## Activity
Would you output all the lines below precisely as they stand, leaving each picture out?
[Available data Boundary: Start]
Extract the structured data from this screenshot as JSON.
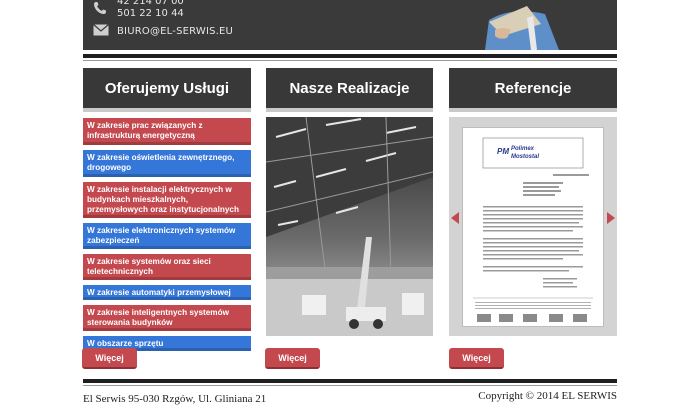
{
  "header": {
    "phone_lines": [
      "42 214 07 00",
      "501 22 10 44"
    ],
    "email": "BIURO@EL-SERWIS.EU"
  },
  "columns": {
    "services": {
      "title": "Oferujemy Usługi",
      "items": [
        {
          "label": "W zakresie prac związanych z infrastrukturą energetyczną",
          "color": "red"
        },
        {
          "label": "W zakresie oświetlenia zewnętrznego, drogowego",
          "color": "blue"
        },
        {
          "label": "W zakresie instalacji elektrycznych w budynkach mieszkalnych, przemysłowych oraz instytucjonalnych",
          "color": "red"
        },
        {
          "label": "W zakresie elektronicznych systemów zabezpieczeń",
          "color": "blue"
        },
        {
          "label": "W zakresie systemów oraz sieci teletechnicznych",
          "color": "red"
        },
        {
          "label": "W zakresie automatyki przemysłowej",
          "color": "blue"
        },
        {
          "label": "W zakresie inteligentnych systemów sterowania budynków",
          "color": "red"
        },
        {
          "label": "W obszarze sprzętu",
          "color": "blue"
        }
      ],
      "button": "Więcej"
    },
    "projects": {
      "title": "Nasze Realizacje",
      "button": "Więcej"
    },
    "references": {
      "title": "Referencje",
      "button": "Więcej",
      "doc_logo": "Polimex Mostostal"
    }
  },
  "footer": {
    "address": "El Serwis 95-030 Rzgów, Ul. Gliniana 21",
    "copyright": "Copyright © 2014 EL SERWIS"
  },
  "colors": {
    "accent_red": "#c4494f",
    "accent_blue": "#3577d8",
    "header_dark": "#383838"
  }
}
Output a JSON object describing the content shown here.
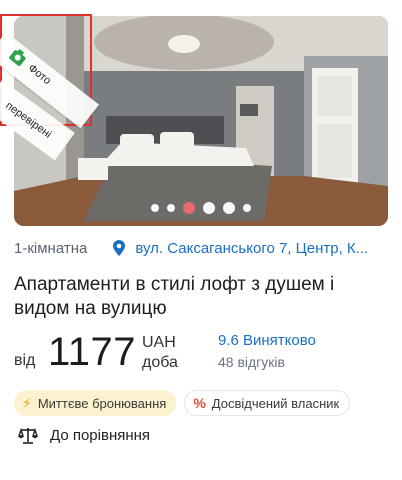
{
  "badge_verified": {
    "line1": "Фото",
    "line2": "перевірені"
  },
  "gallery": {
    "dots": [
      false,
      false,
      true,
      false,
      false,
      false
    ]
  },
  "listing": {
    "rooms": "1-кімнатна",
    "address": "вул. Саксаганського 7, Центр, К...",
    "title": "Апартаменти в стилі лофт з душем і видом на вулицю",
    "price_prefix": "від",
    "price": "1177",
    "currency": "UAH",
    "per": "доба",
    "rating": "9.6 Винятково",
    "reviews": "48 відгуків"
  },
  "badges": {
    "instant": "Миттєве бронювання",
    "owner": "Досвідчений власник"
  },
  "compare": {
    "label": "До порівняння"
  },
  "colors": {
    "accent": "#1a6fc1",
    "active_dot": "#f06a6a",
    "verified_outline": "#e2302a",
    "instant_bg": "#fdf2cf"
  },
  "icons": {
    "verified": "camera-icon",
    "location": "map-pin-icon",
    "instant": "lightning-icon",
    "owner": "percent-icon",
    "compare": "scales-icon"
  }
}
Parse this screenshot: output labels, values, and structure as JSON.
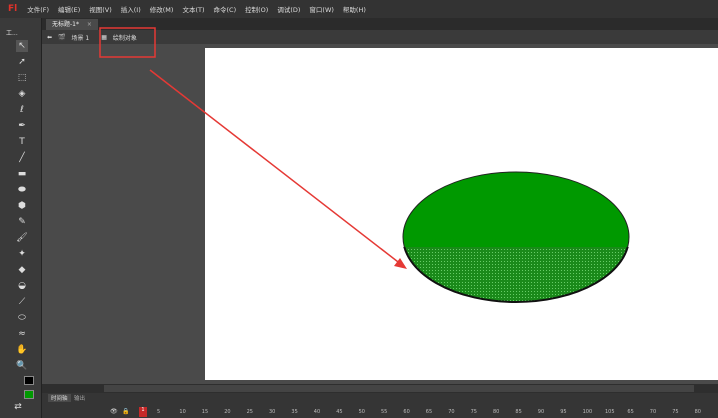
{
  "app": {
    "logo": "Fl"
  },
  "menu": [
    "文件(F)",
    "编辑(E)",
    "视图(V)",
    "插入(I)",
    "修改(M)",
    "文本(T)",
    "命令(C)",
    "控制(O)",
    "调试(D)",
    "窗口(W)",
    "帮助(H)"
  ],
  "document_tab": "无标题-1*",
  "tab_close": "×",
  "breadcrumb": {
    "scene": "场景 1",
    "object": "绘制对象"
  },
  "toolbar_label": "工...",
  "colors": {
    "stroke": "#000000",
    "fill": "#009900",
    "accent": "#e0322a"
  },
  "timeline": {
    "tabs": [
      "时间轴",
      "输出"
    ],
    "current_frame": "1",
    "ticks": [
      "5",
      "10",
      "15",
      "20",
      "25",
      "30",
      "35",
      "40",
      "45",
      "50",
      "55",
      "60",
      "65",
      "70",
      "75",
      "80",
      "85",
      "90",
      "95",
      "100",
      "105",
      "65",
      "70",
      "75",
      "80"
    ]
  }
}
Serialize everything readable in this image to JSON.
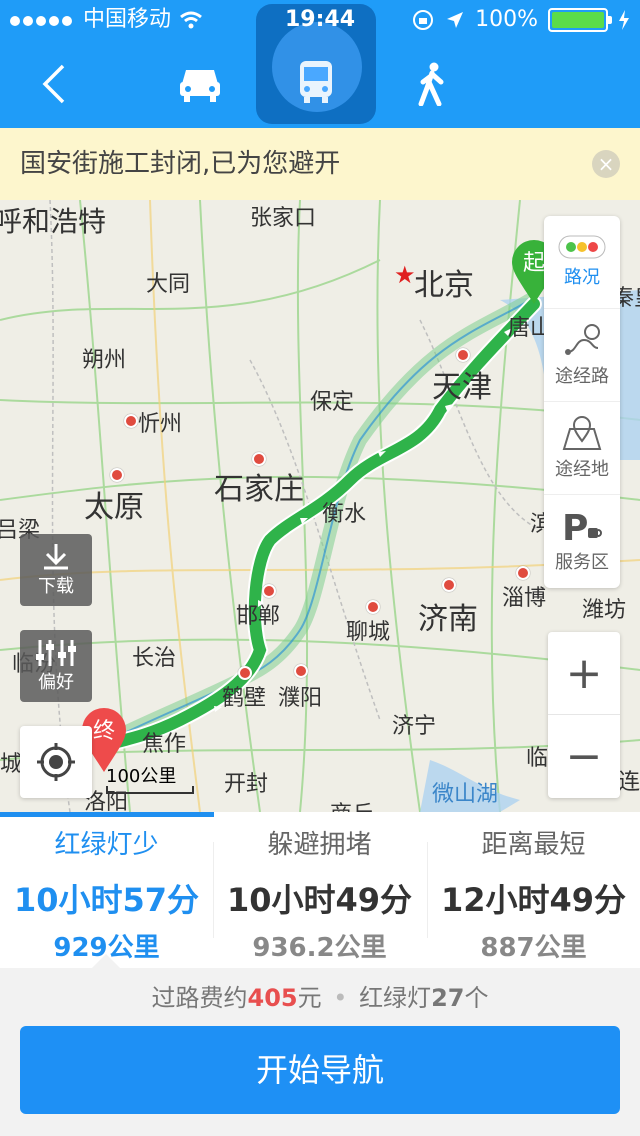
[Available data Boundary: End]
## Exercise result
Extract the structured data from this screenshot as JSON.
{
  "header": {
    "phone_lines": [
      "42 214 07 00",
      "501 22 10 44"
    ],
    "email": "BIURO@EL-SERWIS.EU"
  },
  "columns": {
    "services": {
      "title": "Oferujemy Usługi",
      "items": [
        {
          "label": "W zakresie prac związanych z infrastrukturą energetyczną",
          "color": "red"
        },
        {
          "label": "W zakresie oświetlenia zewnętrznego, drogowego",
          "color": "blue"
        },
        {
          "label": "W zakresie instalacji elektrycznych w budynkach mieszkalnych, przemysłowych oraz instytucjonalnych",
          "color": "red"
        },
        {
          "label": "W zakresie elektronicznych systemów zabezpieczeń",
          "color": "blue"
        },
        {
          "label": "W zakresie systemów oraz sieci teletechnicznych",
          "color": "red"
        },
        {
          "label": "W zakresie automatyki przemysłowej",
          "color": "blue"
        },
        {
          "label": "W zakresie inteligentnych systemów sterowania budynków",
          "color": "red"
        },
        {
          "label": "W obszarze sprzętu",
          "color": "blue"
        }
      ],
      "button": "Więcej"
    },
    "projects": {
      "title": "Nasze Realizacje",
      "button": "Więcej"
    },
    "references": {
      "title": "Referencje",
      "button": "Więcej",
      "doc_logo": "Polimex Mostostal"
    }
  },
  "footer": {
    "address": "El Serwis 95-030 Rzgów, Ul. Gliniana 21",
    "copyright": "Copyright © 2014 EL SERWIS"
  },
  "colors": {
    "accent_red": "#c4494f",
    "accent_blue": "#3577d8",
    "header_dark": "#383838"
  }
}
Output a JSON object describing the content shown here.
{
  "badge_verified": {
    "line1": "Фото",
    "line2": "перевірені"
  },
  "gallery": {
    "dots": [
      false,
      false,
      true,
      false,
      false,
      false
    ]
  },
  "listing": {
    "rooms": "1-кімнатна",
    "address": "вул. Саксаганського 7, Центр, К...",
    "title": "Апартаменти в стилі лофт з душем і видом на вулицю",
    "price_prefix": "від",
    "price": "1177",
    "currency": "UAH",
    "per": "доба",
    "rating": "9.6 Винятково",
    "reviews": "48 відгуків"
  },
  "badges": {
    "instant": "Миттєве бронювання",
    "owner": "Досвідчений власник"
  },
  "compare": {
    "label": "До порівняння"
  },
  "colors": {
    "accent": "#1a6fc1",
    "active_dot": "#f06a6a",
    "verified_outline": "#e2302a",
    "instant_bg": "#fdf2cf"
  },
  "icons": {
    "verified": "camera-icon",
    "location": "map-pin-icon",
    "instant": "lightning-icon",
    "owner": "percent-icon",
    "compare": "scales-icon"
  }
}
Parse this screenshot: output labels, values, and structure as JSON.
{
  "app": {
    "logo": "Fl"
  },
  "menu": [
    "文件(F)",
    "编辑(E)",
    "视图(V)",
    "插入(I)",
    "修改(M)",
    "文本(T)",
    "命令(C)",
    "控制(O)",
    "调试(D)",
    "窗口(W)",
    "帮助(H)"
  ],
  "document_tab": "无标题-1*",
  "tab_close": "×",
  "breadcrumb": {
    "scene": "场景 1",
    "object": "绘制对象"
  },
  "toolbar_label": "工...",
  "colors": {
    "stroke": "#000000",
    "fill": "#009900",
    "accent": "#e0322a"
  },
  "timeline": {
    "tabs": [
      "时间轴",
      "输出"
    ],
    "current_frame": "1",
    "ticks": [
      "5",
      "10",
      "15",
      "20",
      "25",
      "30",
      "35",
      "40",
      "45",
      "50",
      "55",
      "60",
      "65",
      "70",
      "75",
      "80",
      "85",
      "90",
      "95",
      "100",
      "105",
      "65",
      "70",
      "75",
      "80"
    ]
  }
}
Serialize everything readable in this image to JSON.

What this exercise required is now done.